Task item:
Examine each line of the listing below. Copy those in which the string "data" appears.

Supplied information:
--------------------

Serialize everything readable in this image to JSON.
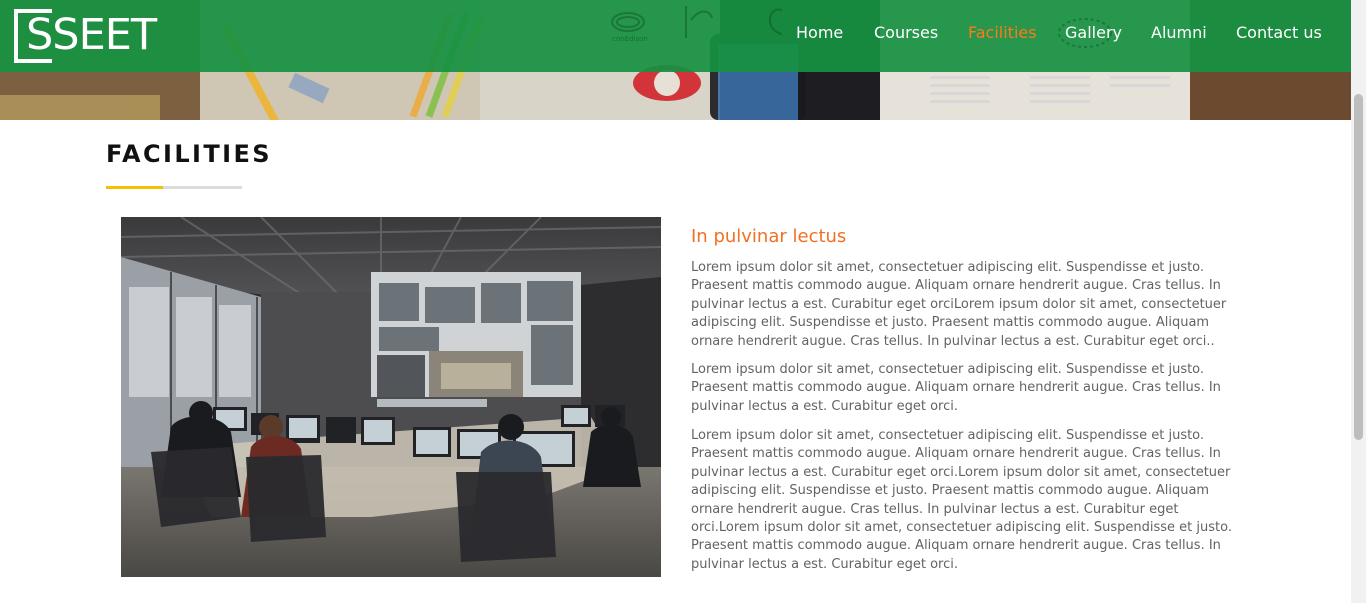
{
  "brand": {
    "logo_text": "SSEET"
  },
  "nav": {
    "items": [
      {
        "label": "Home"
      },
      {
        "label": "Courses"
      },
      {
        "label": "Facilities",
        "active": true
      },
      {
        "label": "Gallery"
      },
      {
        "label": "Alumni"
      },
      {
        "label": "Contact us"
      }
    ]
  },
  "page": {
    "title": "FACILITIES"
  },
  "facility": {
    "heading": "In pulvinar lectus",
    "paragraphs": [
      "Lorem ipsum dolor sit amet, consectetuer adipiscing elit. Suspendisse et justo. Praesent mattis commodo augue. Aliquam ornare hendrerit augue. Cras tellus. In pulvinar lectus a est. Curabitur eget orciLorem ipsum dolor sit amet, consectetuer adipiscing elit. Suspendisse et justo. Praesent mattis commodo augue. Aliquam ornare hendrerit augue. Cras tellus. In pulvinar lectus a est. Curabitur eget orci..",
      "Lorem ipsum dolor sit amet, consectetuer adipiscing elit. Suspendisse et justo. Praesent mattis commodo augue. Aliquam ornare hendrerit augue. Cras tellus. In pulvinar lectus a est. Curabitur eget orci.",
      "Lorem ipsum dolor sit amet, consectetuer adipiscing elit. Suspendisse et justo. Praesent mattis commodo augue. Aliquam ornare hendrerit augue. Cras tellus. In pulvinar lectus a est. Curabitur eget orci.Lorem ipsum dolor sit amet, consectetuer adipiscing elit. Suspendisse et justo. Praesent mattis commodo augue. Aliquam ornare hendrerit augue. Cras tellus. In pulvinar lectus a est. Curabitur eget orci.Lorem ipsum dolor sit amet, consectetuer adipiscing elit. Suspendisse et justo. Praesent mattis commodo augue. Aliquam ornare hendrerit augue. Cras tellus. In pulvinar lectus a est. Curabitur eget orci."
    ]
  },
  "colors": {
    "navbar": "#179142",
    "active_nav": "#ff7a1a",
    "subheading": "#f27022",
    "title_accent": "#f2c200",
    "body_text": "#636363"
  },
  "hero_logos": {
    "conedison": "conEdison",
    "lg": "LG"
  }
}
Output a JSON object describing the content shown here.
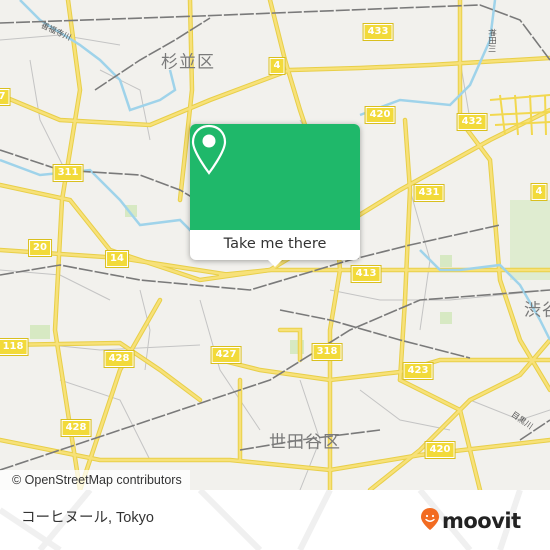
{
  "map": {
    "attribution": "© OpenStreetMap contributors",
    "ward_labels": [
      {
        "id": "suginami",
        "text": "杉並区"
      },
      {
        "id": "setagaya",
        "text": "世田谷区"
      },
      {
        "id": "shibuya",
        "text": "渋谷"
      }
    ],
    "river_labels": [
      {
        "id": "zenpukuji",
        "text": "善福寺川"
      },
      {
        "id": "kandagawa",
        "text": "神田川"
      },
      {
        "id": "meguro",
        "text": "目黒川"
      }
    ],
    "route_shields": [
      {
        "id": "r433",
        "text": "433"
      },
      {
        "id": "r4a",
        "text": "4"
      },
      {
        "id": "r420a",
        "text": "420"
      },
      {
        "id": "r432",
        "text": "432"
      },
      {
        "id": "r311",
        "text": "311"
      },
      {
        "id": "r431",
        "text": "431"
      },
      {
        "id": "r4b",
        "text": "4"
      },
      {
        "id": "r20",
        "text": "20"
      },
      {
        "id": "r14",
        "text": "14"
      },
      {
        "id": "r413",
        "text": "413"
      },
      {
        "id": "r118",
        "text": "118"
      },
      {
        "id": "r428a",
        "text": "428"
      },
      {
        "id": "r427",
        "text": "427"
      },
      {
        "id": "r318",
        "text": "318"
      },
      {
        "id": "r423",
        "text": "423"
      },
      {
        "id": "r428b",
        "text": "428"
      },
      {
        "id": "r420b",
        "text": "420"
      },
      {
        "id": "r7",
        "text": "7"
      }
    ],
    "colors": {
      "land": "#f2f1ed",
      "road_major": "#f5dc5a",
      "road_minor": "#b5b5b5",
      "rail": "#777777",
      "river": "#8fcde8",
      "park": "#cfe6b5"
    }
  },
  "popup": {
    "icon": "map-pin-icon",
    "action_label": "Take me there",
    "color": "#1fb86a"
  },
  "footer": {
    "title": "コーヒヌール, Tokyo",
    "brand": "moovit",
    "brand_color": "#f26b21"
  }
}
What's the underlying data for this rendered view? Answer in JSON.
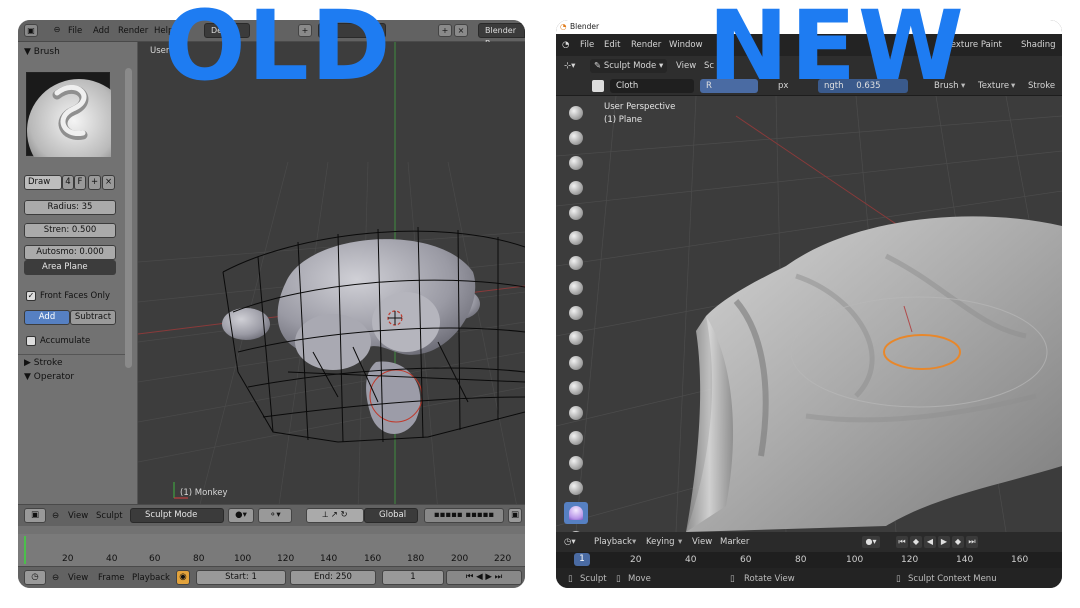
{
  "headline": {
    "old": "OLD",
    "new": "NEW"
  },
  "old_ui": {
    "menu": [
      "File",
      "Add",
      "Render",
      "Help"
    ],
    "screen_field": "De",
    "scene_field": "ce",
    "engine_field": "Blender R",
    "brush_panel_title": "Brush",
    "brush_name": "Draw",
    "brush_users": "4",
    "brush_fake": "F",
    "radius": "Radius: 35",
    "strength": "Stren: 0.500",
    "autosmooth": "Autosmo: 0.000",
    "sculpt_plane": "Area Plane",
    "front_faces": "Front Faces Only",
    "add": "Add",
    "subtract": "Subtract",
    "accumulate": "Accumulate",
    "stroke_panel": "Stroke",
    "operator_panel": "Operator",
    "viewport_label": "User",
    "object_label": "(1) Monkey",
    "header": {
      "view": "View",
      "sculpt": "Sculpt",
      "mode": "Sculpt Mode",
      "orientation": "Global"
    },
    "timeline_ticks": [
      "20",
      "40",
      "60",
      "80",
      "100",
      "120",
      "140",
      "160",
      "180",
      "200",
      "220"
    ],
    "playback_bar": {
      "view": "View",
      "frame": "Frame",
      "playback": "Playback",
      "start": "Start: 1",
      "end": "End: 250",
      "current": "1"
    }
  },
  "new_ui": {
    "window_title": "Blender",
    "menu": [
      "File",
      "Edit",
      "Render",
      "Window"
    ],
    "workspaces": [
      "Texture Paint",
      "Shading"
    ],
    "mode": "Sculpt Mode",
    "mode_menu": [
      "View",
      "Sc"
    ],
    "brush_name": "Cloth",
    "header_right": [
      "Brush",
      "Texture",
      "Stroke"
    ],
    "header_fragments": [
      "R",
      "px",
      "ngth",
      "0.635"
    ],
    "viewport_lines": [
      "User Perspective",
      "(1) Plane"
    ],
    "timeline_menu": [
      "Playback",
      "Keying",
      "View",
      "Marker"
    ],
    "current_frame": "1",
    "ruler_ticks": [
      "20",
      "40",
      "60",
      "80",
      "100",
      "120",
      "140",
      "160"
    ],
    "status": [
      "Sculpt",
      "Move",
      "Rotate View",
      "Sculpt Context Menu"
    ],
    "accent_color": "#5680c2",
    "brush_cursor_color": "#e8872a"
  }
}
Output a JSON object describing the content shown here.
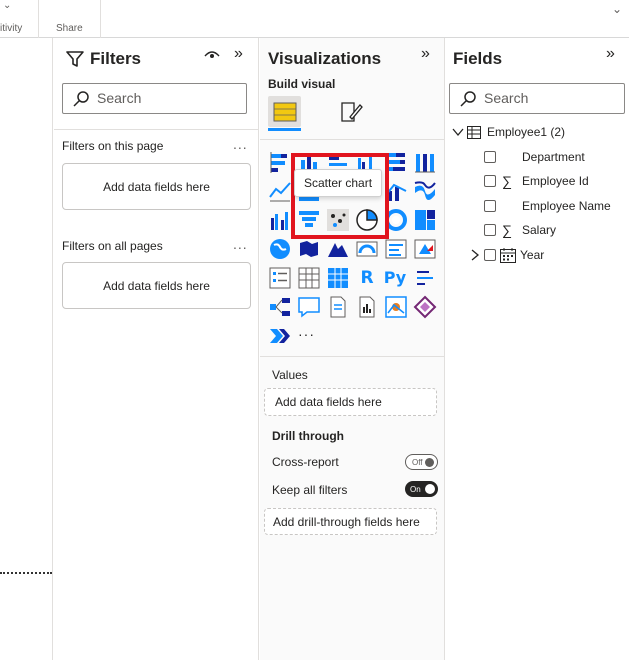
{
  "ribbon": {
    "items": [
      "itivity",
      "Share"
    ]
  },
  "filters": {
    "title": "Filters",
    "search_placeholder": "Search",
    "this_page_label": "Filters on this page",
    "this_page_well": "Add data fields here",
    "all_pages_label": "Filters on all pages",
    "all_pages_well": "Add data fields here",
    "ellipsis": "..."
  },
  "viz": {
    "title": "Visualizations",
    "build_visual_label": "Build visual",
    "tooltip": "Scatter chart",
    "more": "···",
    "values_label": "Values",
    "values_well": "Add data fields here",
    "drill_label": "Drill through",
    "cross_report_label": "Cross-report",
    "cross_report_state": "Off",
    "keep_filters_label": "Keep all filters",
    "keep_filters_state": "On",
    "drill_well": "Add drill-through fields here",
    "colors": {
      "highlight": "#e1141e",
      "accent": "#118dff",
      "yellow": "#f2c811"
    }
  },
  "fields": {
    "title": "Fields",
    "search_placeholder": "Search",
    "table_name": "Employee1 (2)",
    "items": [
      {
        "label": "Department",
        "kind": "text"
      },
      {
        "label": "Employee Id",
        "kind": "sum"
      },
      {
        "label": "Employee Name",
        "kind": "text"
      },
      {
        "label": "Salary",
        "kind": "sum"
      },
      {
        "label": "Year",
        "kind": "date"
      }
    ]
  }
}
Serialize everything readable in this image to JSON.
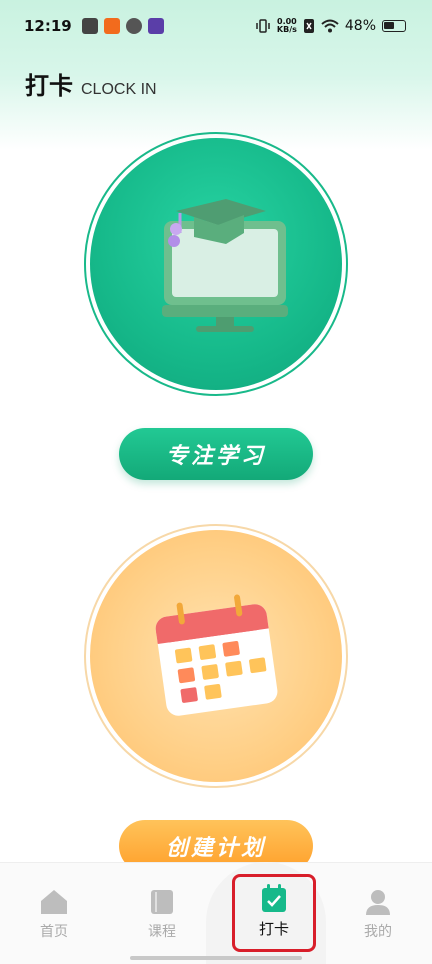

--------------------

Task answer:
What's the underlying data for this rendered view? Answer in JSON.
    "this_page_well": "Add data fields here",
    "all_pages_well": "Add data fields here",
    "values_well": "Add data fields here",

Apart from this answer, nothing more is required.